In the middle of a sound sleep, I’m often rousted awake by the noise of Casey’s metal
identification tags clanging against
the stainless steel water bowl in
my bedroom. Instead of being
irritated, I smile knowing that my
orange tabby is staying hydrated
by lapping up water.
Unlike dogs, most cats are
not big gulpers or slurpers at the
water bowl. And I’ve yet to see
any feline expert consistently
train a cat to drink water on cue.
But, like dogs, cats need ample
daily supplies of water to keep
their coats shiny and their skin
and organs well-hydrated. In fact,
a cat’s body is made up of about
70 percent water.
For insights into H20 for cats,
we turned to a champion of all
cats: Ernie Ward, D.V.M., America’s
Pet Advocate and a member of
the American Association of Feline
Practitioners’ cat-friendly practice
Catster: How much water
should an adult cat drink each day
to stay hydrated?
Dr. Ward: Because cats
evolved in the desert plains of
Mesopotamia, they require a little
less than an ounce of water per
pound of body weight each day.
An average 10-pound domestic
shorthair indoor cat will typically
need to drink 7 to 10 ounces of
water per day.
Catster: Should we be concerned if our cats don’t always
drink this recommended daily
amount of water? Or if they seem
to be drinking excessively?
Dr. Ward: The biggest problem
of water consumption in pets
involves excessive drinking. If your

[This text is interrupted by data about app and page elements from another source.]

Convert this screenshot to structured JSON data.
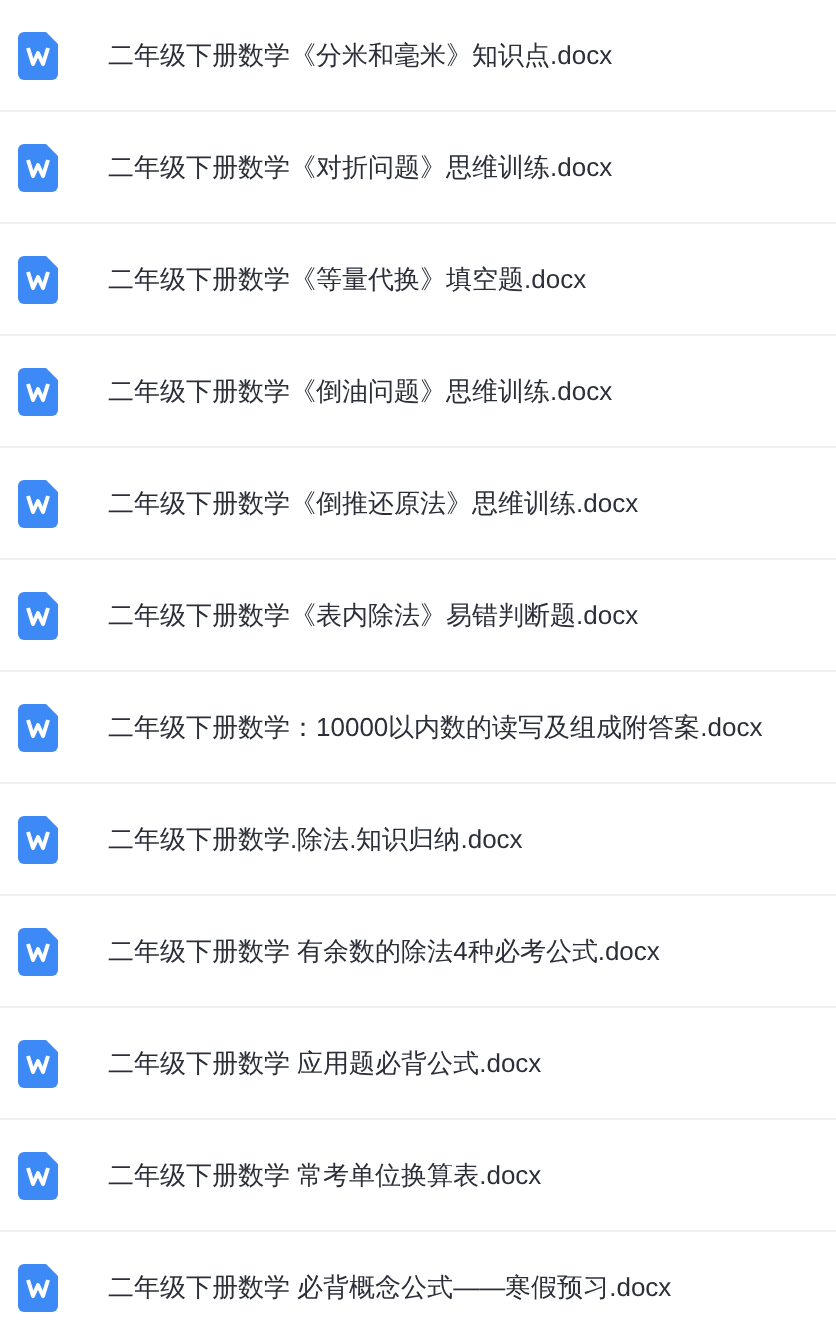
{
  "files": [
    {
      "name": "二年级下册数学《分米和毫米》知识点.docx"
    },
    {
      "name": "二年级下册数学《对折问题》思维训练.docx"
    },
    {
      "name": "二年级下册数学《等量代换》填空题.docx"
    },
    {
      "name": "二年级下册数学《倒油问题》思维训练.docx"
    },
    {
      "name": "二年级下册数学《倒推还原法》思维训练.docx"
    },
    {
      "name": "二年级下册数学《表内除法》易错判断题.docx"
    },
    {
      "name": "二年级下册数学：10000以内数的读写及组成附答案.docx"
    },
    {
      "name": "二年级下册数学.除法.知识归纳.docx"
    },
    {
      "name": "二年级下册数学 有余数的除法4种必考公式.docx"
    },
    {
      "name": "二年级下册数学 应用题必背公式.docx"
    },
    {
      "name": "二年级下册数学 常考单位换算表.docx"
    },
    {
      "name": "二年级下册数学 必背概念公式——寒假预习.docx"
    }
  ]
}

cat is suddenly lapping at the
water dish frequently, drinking from
unusual sources (like the toilet
bowl), or is urinating more than
normal, have him examined by your
veterinarian immediately. Diseases
that cause increased thirst include
kidney and liver disease, diabetes,
hormonal imbalances, and cancer.
One in three cats will experience
Catster: If a cat isn’t a big water
drinker, is there a Plan B to make
sure he stays hydrated?
Dr. Ward: Feeding a canned
diet is an excellent way to provide water for your cat. Canned
food is between 70 to 80 percent
water. Many cat owners who
feed a moist or wet food rarely
THE FINICKY CAT By arden moore
Serve water in wide, stainless steel bowls, as most cats do not like to have their
whiskers scrunched inside narrow food or water bowls.
put a few water bowls throughout your house, strategically placed near areas your
cat spends most of his time. and park the water bowl far enough away from the food
bowl so food pieces don’t end up as floaties in the water bowl — a big “yuck” for most
Jazz up the taste by plopping an ounce or so of low-sodium chicken broth into one
water bowl for your four-legged (meat, please) obligate carnivore. Still keep another
bowl filled with fresh water replenished daily.
provide your cat with bottled water when traveling to minimize his chance of gas-
trointestinal upset from drinking less-than-pure water from a hotel faucet.
Got a cat who loves water play? Save on your water bill by not letting the bath-
room sink faucet drip. Instead, treat your cat to a pet water fountain where he can
make a safe splash and drink clean, circulating water.